In a film that is all about an artist and his craft, you can’t help but think that writer/director/star Jon Favreau is speaking about his experience in the “big time” with his latest film. Set in Los Angeles, Miami, and everywhere in between, Favreau uses a chef and his food to illustrate what the studio system is like today in Hollywood and how he ended up getting to this feature.
Favreau plays Carl Casper, a once prosperous chef who is now divorced and struggling to regain his originality. He works for Riva (Dustin Hoffman) who wants Carl to go by the menu he put out rather than trying to do something different or new. Carl wants to do something new because food critic Ramsey Michel (Oliver Platt) is coming and knows that he will not be impressed with what the menu has to offer.
Carl is right as Michel tears him a new one in his review and pushes Carl to not want to follow orders anymore or as Riva put it “just play your hits.” There is something within that phrase that Riva repeats to Carl many times that rings true with Favreau’s career. After hits like Iron Man and Elf, Favreau began to dive into other more studio driven work like his sequel to Iron Man and Cowboys and Aliens, which set him away from studio directing for awhile.
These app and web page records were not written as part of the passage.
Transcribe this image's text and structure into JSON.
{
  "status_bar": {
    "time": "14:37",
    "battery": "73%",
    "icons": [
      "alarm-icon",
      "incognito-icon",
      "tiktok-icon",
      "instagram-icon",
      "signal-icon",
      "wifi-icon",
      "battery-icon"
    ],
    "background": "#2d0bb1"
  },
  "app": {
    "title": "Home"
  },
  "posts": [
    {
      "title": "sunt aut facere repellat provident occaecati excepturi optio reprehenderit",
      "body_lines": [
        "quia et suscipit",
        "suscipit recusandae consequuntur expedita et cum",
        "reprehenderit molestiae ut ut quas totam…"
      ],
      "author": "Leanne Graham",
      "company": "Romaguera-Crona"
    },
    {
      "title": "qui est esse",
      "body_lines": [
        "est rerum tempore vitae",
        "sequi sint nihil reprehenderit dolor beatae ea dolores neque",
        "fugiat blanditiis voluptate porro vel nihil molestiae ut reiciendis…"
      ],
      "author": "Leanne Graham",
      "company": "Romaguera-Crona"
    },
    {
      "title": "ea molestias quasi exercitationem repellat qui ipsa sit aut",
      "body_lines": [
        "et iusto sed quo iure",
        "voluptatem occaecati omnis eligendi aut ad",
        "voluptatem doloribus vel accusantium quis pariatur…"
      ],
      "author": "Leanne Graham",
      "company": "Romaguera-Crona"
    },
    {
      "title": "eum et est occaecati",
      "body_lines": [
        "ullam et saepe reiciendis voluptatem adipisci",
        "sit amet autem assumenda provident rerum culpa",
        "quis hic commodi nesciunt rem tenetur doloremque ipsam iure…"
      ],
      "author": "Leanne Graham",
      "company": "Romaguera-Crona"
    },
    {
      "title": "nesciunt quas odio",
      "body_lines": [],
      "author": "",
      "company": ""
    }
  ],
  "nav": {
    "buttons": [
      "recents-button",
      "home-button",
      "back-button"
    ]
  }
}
Since Cowboys and Aliens, Favreau went on to direct a few episodes of television before returning to Chef, which seems deeply personal to him. That affection for this bled through and made what was a rather cliche plot feel fresh and fun to be in. We’ve seen the father and son trying to re-connect before, the lost all hope hero looking to regain form or re-invent himself, and the reconciliation of a family broken, but what works so well for Favreau and this cast is the charisma that he and players like John Leguizamo who have a charm to them and make the story feel fresher than it really is.
Favreau is clearly an artist reaching out to the audience and playing a personal piece and I connected with that. It may be cliche and it may be overdone but in this instance and with these people involved, it felt new and it was worth watching. I feel that it is the best thing to recommend from the film because outside of Favreau’s personality, there isn’t anything really deep to touch.
Chef is a personal letter from Jon Favreau to cinema and its audience and it is lovely. The performances are great, the music is charming, and the film hardly lets you down. It may come up as cheesy and cliche at times but it has a good heart and is a sweethearted movie that deserves a shot.